### Task brief
The records should be written out in full, with nothing altered.

--- Information given Enclosed Below ---

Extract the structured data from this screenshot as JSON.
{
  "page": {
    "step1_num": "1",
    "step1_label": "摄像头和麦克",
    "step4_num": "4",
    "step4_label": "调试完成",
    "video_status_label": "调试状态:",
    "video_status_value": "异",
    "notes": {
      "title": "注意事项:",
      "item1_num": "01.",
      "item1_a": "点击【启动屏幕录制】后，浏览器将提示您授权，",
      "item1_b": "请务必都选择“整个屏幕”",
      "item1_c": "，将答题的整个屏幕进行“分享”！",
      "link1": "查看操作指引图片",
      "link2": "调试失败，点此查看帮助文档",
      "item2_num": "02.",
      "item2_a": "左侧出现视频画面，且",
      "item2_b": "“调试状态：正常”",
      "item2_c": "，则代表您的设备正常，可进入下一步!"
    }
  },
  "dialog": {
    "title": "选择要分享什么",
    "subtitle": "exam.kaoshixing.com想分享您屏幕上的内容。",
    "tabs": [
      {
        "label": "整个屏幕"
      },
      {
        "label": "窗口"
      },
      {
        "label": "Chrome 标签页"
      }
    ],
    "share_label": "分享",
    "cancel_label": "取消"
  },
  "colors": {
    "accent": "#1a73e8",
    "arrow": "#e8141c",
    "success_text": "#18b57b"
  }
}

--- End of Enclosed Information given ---

### Answer box
Extract the structured data from this screenshot as JSON.
{
  "page": {
    "step1_num": "1",
    "step1_label": "摄像头和麦克",
    "step4_num": "4",
    "step4_label": "调试完成",
    "video_status_label": "调试状态:",
    "video_status_value": "异",
    "notes": {
      "title": "注意事项:",
      "item1_num": "01.",
      "item1_a": "点击【启动屏幕录制】后，浏览器将提示您授权，",
      "item1_b": "请务必都选择“整个屏幕”",
      "item1_c": "，将答题的整个屏幕进行“分享”！",
      "link1": "查看操作指引图片",
      "link2": "调试失败，点此查看帮助文档",
      "item2_num": "02.",
      "item2_a": "左侧出现视频画面，且",
      "item2_b": "“调试状态：正常”",
      "item2_c": "，则代表您的设备正常，可进入下一步!"
    }
  },
  "dialog": {
    "title": "选择要分享什么",
    "subtitle": "exam.kaoshixing.com想分享您屏幕上的内容。",
    "tabs": [
      {
        "label": "整个屏幕"
      },
      {
        "label": "窗口"
      },
      {
        "label": "Chrome 标签页"
      }
    ],
    "share_label": "分享",
    "cancel_label": "取消"
  },
  "colors": {
    "accent": "#1a73e8",
    "arrow": "#e8141c",
    "success_text": "#18b57b"
  }
}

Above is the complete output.